18.1.4 Signing requests/response Signing requests/respone with knowledge of encoding format

JSON Web Token Best Current Practices: RFC 8725 Signing requests/response without knowledge of encoding format

18.2 Encryption

A. References

A.1 Normative references

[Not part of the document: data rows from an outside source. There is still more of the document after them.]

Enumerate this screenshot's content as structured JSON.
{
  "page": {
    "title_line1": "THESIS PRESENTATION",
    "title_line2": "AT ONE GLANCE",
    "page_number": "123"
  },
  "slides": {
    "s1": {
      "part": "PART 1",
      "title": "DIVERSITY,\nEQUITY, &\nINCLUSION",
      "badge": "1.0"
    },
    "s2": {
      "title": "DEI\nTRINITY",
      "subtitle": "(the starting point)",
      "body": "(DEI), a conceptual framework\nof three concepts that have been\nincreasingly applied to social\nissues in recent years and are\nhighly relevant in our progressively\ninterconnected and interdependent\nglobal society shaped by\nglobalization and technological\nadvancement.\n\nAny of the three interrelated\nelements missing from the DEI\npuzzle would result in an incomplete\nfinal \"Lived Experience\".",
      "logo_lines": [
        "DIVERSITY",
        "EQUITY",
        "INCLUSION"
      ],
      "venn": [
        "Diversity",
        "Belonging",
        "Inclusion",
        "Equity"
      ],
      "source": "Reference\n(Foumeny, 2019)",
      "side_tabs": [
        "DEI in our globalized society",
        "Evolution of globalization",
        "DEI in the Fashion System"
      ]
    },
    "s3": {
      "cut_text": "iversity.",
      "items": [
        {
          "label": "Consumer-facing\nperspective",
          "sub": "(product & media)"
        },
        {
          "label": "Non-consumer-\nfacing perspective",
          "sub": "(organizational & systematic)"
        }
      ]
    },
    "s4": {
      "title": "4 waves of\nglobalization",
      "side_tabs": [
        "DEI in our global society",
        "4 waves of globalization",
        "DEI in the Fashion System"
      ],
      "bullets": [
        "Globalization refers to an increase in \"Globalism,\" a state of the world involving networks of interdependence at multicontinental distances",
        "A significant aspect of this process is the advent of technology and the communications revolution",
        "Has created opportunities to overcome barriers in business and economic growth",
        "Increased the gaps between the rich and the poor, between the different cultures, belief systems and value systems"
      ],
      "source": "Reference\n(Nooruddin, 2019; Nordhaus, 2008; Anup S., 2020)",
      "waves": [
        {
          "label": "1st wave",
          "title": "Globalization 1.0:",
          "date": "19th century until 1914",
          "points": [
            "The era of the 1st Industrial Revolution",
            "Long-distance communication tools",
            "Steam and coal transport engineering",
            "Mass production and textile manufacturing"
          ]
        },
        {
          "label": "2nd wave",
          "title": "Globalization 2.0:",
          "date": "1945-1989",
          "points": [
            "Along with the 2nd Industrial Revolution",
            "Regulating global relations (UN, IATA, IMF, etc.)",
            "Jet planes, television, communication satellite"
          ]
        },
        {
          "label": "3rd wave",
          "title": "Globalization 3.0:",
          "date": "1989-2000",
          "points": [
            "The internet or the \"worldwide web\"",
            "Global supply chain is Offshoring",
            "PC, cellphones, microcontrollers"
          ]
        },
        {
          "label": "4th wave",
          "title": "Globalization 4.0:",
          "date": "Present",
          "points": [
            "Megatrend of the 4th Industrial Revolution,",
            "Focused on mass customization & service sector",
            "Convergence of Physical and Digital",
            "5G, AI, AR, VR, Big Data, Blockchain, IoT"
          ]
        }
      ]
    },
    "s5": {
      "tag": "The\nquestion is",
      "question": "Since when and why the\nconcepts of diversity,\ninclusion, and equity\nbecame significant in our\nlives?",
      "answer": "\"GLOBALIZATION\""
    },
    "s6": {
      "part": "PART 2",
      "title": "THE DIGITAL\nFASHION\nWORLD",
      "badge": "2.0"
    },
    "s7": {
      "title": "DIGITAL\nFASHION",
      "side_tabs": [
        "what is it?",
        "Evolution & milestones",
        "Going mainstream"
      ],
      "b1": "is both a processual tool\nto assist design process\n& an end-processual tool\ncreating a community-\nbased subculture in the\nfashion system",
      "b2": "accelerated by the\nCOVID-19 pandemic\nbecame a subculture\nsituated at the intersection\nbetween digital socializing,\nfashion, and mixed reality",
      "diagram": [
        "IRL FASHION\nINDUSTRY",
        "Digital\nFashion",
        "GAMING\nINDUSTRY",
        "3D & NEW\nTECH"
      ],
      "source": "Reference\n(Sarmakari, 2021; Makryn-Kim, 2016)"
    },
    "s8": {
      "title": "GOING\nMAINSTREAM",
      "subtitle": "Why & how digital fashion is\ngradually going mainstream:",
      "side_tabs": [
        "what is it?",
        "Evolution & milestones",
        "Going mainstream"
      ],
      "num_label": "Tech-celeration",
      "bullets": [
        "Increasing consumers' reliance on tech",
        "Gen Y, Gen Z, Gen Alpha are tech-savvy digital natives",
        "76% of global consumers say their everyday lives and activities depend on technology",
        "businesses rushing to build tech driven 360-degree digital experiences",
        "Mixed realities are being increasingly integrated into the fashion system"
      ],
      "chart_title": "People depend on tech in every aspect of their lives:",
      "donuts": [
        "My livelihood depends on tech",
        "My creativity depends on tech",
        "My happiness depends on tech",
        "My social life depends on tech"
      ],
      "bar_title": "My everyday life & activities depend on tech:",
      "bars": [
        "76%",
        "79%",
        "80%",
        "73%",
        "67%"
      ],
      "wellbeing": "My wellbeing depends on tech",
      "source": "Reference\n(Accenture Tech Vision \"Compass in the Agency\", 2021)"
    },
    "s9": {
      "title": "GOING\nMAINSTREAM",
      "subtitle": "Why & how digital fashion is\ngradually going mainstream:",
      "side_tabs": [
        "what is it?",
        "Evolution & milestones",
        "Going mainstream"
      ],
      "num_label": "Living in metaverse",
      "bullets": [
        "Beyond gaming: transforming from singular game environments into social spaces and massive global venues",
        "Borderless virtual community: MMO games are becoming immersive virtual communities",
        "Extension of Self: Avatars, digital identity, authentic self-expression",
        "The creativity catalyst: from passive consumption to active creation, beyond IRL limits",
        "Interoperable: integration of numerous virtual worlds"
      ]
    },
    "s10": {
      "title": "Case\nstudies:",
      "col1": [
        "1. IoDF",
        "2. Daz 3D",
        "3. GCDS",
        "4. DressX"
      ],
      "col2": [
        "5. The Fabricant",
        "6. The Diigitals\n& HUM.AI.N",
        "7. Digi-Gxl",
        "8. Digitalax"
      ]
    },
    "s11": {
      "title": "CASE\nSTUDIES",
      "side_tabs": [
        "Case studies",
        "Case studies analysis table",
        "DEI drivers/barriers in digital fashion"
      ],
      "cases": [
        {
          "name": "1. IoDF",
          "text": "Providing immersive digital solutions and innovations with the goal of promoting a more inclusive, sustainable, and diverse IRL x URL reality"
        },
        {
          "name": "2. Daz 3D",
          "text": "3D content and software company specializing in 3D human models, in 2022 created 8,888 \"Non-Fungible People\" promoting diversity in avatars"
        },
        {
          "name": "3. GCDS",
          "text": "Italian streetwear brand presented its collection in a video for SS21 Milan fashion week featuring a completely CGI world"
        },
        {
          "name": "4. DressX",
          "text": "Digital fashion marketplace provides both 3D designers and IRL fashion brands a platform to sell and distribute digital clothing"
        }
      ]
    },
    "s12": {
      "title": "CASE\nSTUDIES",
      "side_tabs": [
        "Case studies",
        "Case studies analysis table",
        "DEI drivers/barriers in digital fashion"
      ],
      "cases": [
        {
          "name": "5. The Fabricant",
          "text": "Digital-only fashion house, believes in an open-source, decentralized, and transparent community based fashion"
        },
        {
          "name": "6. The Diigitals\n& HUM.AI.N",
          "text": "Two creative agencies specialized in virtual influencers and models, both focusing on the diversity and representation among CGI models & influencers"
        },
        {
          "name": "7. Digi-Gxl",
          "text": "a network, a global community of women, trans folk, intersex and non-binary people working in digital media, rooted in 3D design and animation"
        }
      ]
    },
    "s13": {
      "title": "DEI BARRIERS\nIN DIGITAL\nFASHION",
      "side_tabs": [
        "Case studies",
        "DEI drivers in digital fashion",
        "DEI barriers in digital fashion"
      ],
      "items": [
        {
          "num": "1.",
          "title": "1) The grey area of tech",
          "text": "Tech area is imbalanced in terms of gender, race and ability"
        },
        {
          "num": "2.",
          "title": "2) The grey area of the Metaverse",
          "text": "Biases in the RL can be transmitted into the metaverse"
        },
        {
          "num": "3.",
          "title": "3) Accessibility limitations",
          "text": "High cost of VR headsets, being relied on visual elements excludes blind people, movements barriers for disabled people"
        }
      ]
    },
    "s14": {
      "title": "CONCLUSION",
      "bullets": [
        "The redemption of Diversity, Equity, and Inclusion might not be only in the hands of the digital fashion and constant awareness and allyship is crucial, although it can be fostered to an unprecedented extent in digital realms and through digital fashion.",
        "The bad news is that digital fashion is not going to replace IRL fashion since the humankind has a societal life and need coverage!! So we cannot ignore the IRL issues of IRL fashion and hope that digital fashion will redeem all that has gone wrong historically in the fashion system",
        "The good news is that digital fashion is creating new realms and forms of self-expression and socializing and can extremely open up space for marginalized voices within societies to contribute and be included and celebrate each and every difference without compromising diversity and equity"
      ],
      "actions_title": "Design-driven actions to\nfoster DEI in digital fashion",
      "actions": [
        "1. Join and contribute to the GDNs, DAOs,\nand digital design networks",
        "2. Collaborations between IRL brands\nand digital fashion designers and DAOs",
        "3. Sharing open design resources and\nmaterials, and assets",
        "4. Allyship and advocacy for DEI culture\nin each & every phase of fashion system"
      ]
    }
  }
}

HAL - Hypertext Application Language. Mike Kelly. 2013-09-18. URL: http://stateless.co/hal_specification.html
ICT-beveiligingsrichtlijnen voor Transport Layer Security (TLS). NCSC.April 2019. URL: https://www.ncsc.nl/documenten/publicaties/2021/januari/19/ict-beveiligingsrichtlijnen-voor-transport-layer-security-2.1
The OAuth 2.0 Authorization Framework. D. Hardt. The Internet Engineering Task Force. October 2012. URL: https://tools.ietf.org/html/rfc6749
OAuth 2.0 for Browser-Based Apps. A. Parecki; D. Waite. IETF OAuth Working Group. Internet-Draft. URL: https://tools.ietf.org/html/draft-ietf-oauth-browser-based-apps
OpenID Connect Core 1.0. N. Sakimura, J. Bradley, M. Jones, B. de Medeiros, C. Mortimore. OpenID foundation. November 8 2014. URL: https://openid.net/specs/openid-connect-core-1_0.html
Uniform Resource Identifier (URI): Generic Syntax. T. Berners-Lee; R. Fielding; L. Masinter. IETF. January 2005. Internet Standard. URL: https://tools.ietf.org/html/rfc3986
Proof-of-Possession Key Semantics for JSON Web Tokens (JWTs). M. Jones; J. Bradley; H. Tschofenig. IETF. April 2016. Proposed Standard. URL: https://tools.ietf.org/html/rfc7800
OAuth 2.0 for Native Apps. W. Denniss; J. Bradley. IETF. October 2017. Best Current Practice. URL: https://datatracker.ietf.org/doc/html/rfc8252

A.2 Informative references

Link Relations. IANA. URL: https://www.iana.org/assignments/link-relations/
Additional HTTP Status Codes. M. Nottingham; R. Fielding. IETF. April 2012. Proposed Standard. URL: https://httpwg.org/specs/rfc6585.html
The JavaScript Object Notation (JSON) Data Interchange Format. T. Bray, Ed.. IETF. March 2014. Proposed Standard. URL: https://tools.ietf.org/html/rfc7159
Problem Details for HTTP APIs. M. Nottingham; E. Wilde. IETF. March 2016. Proposed Standard. URL: https://tools.ietf.org/html/rfc7807
The GeoJSON Format. H. Butler; M. Daly; A. Doyle; S. Gillies; S. Hagen; T. Schaub. IETF. August 2016. Proposed Standard. URL: https://datatracker.ietf.org/doc/html/rfc7946